Passenger numbers at City of Derry Airport have slumped by over a fifth and flight movement fell by 25% over the past six months compared to last year.
From April to the end of September this year the Eglinton-based facility brought in income of £888,257.
This was less than the same period last year when income generated by the Airport stood at around £1.1m.
The figures are contained in Derry City Council’s Quarterly Corporate Review which was due to be discussed at a special meeting of the Policy and Resources Committee this afternoon.
The City Treasurer has reported that the Council’s overall net expenditure is in line with its budget, with a total loss of £36,942 over the six months.
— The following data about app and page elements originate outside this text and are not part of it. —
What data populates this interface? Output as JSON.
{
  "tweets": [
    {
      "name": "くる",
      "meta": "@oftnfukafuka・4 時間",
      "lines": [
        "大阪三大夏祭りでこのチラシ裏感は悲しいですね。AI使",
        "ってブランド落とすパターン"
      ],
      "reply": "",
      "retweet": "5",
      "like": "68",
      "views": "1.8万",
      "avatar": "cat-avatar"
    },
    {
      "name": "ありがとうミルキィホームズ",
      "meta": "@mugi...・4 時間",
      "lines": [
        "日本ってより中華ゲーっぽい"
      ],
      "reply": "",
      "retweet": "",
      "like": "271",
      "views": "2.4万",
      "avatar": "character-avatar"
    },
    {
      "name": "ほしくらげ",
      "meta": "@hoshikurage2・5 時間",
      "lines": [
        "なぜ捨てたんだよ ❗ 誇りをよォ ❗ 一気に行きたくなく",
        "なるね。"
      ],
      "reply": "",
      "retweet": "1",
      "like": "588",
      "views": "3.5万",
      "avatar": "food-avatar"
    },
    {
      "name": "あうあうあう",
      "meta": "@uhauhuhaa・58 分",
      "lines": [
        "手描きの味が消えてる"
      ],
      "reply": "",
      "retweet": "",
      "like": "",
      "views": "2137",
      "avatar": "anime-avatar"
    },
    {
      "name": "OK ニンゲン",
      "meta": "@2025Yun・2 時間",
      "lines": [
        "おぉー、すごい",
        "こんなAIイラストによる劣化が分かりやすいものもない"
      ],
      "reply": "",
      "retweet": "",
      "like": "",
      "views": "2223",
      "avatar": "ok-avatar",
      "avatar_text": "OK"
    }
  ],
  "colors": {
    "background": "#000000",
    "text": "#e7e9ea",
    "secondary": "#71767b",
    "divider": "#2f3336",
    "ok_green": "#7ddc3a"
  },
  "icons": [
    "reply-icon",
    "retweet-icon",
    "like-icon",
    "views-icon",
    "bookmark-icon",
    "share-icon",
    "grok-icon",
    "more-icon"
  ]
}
The report from Town Clerk and Chief Executive Valerie Watts states: “Adverse variances at City of Derry Airport, Building Control, cleansing and refuse, parks, playgrounds and playing fields, and corporate management have been counterbalanced by variances on waste management, leisure centres and environmental health.”
The Council’s total income over the six months to the end of September, stood at just under £2.3m — a reduction of £207,000 on the same period last year.
The report states: “There has been a significant reduction in passenger numbers due to the economic downturn and Building Control, where income has reduced by £205,116 and £57,727 respectively.”
Sickness pay to Council staff has been slashed by around 25% to £218,896 over the six months.
Overtime was also cut by around a fifth to a financial cost of £350,226. The report states that this was due to reorganisation at City of Derry Airport, resulting in savings of over £71,000.
Honing in on the Airport, the Report states: “Movements fell by 24% and passengers numbers fell by 20.6% [April — June]. However, this quarter does show slight improvement over January to March.
“All routes are showing signs of improvement and the new direct Alicante service is performing very strongly.”
In total, there were only three cancellations or diversions at City of Derry Airport over the six-month period.
The report also states that there has been a significant increase in the number of dogs being re-homed in Derry , while the number of strays impounded has decreased.
Around one third of waste in Derry is now being recycled in blue bins, kerbie boxes and at local amenity sites.
Almost 3,000 redundant TVs and fridge freezers and over 5,000 other items of bulky waste were collected by Council officers over the period.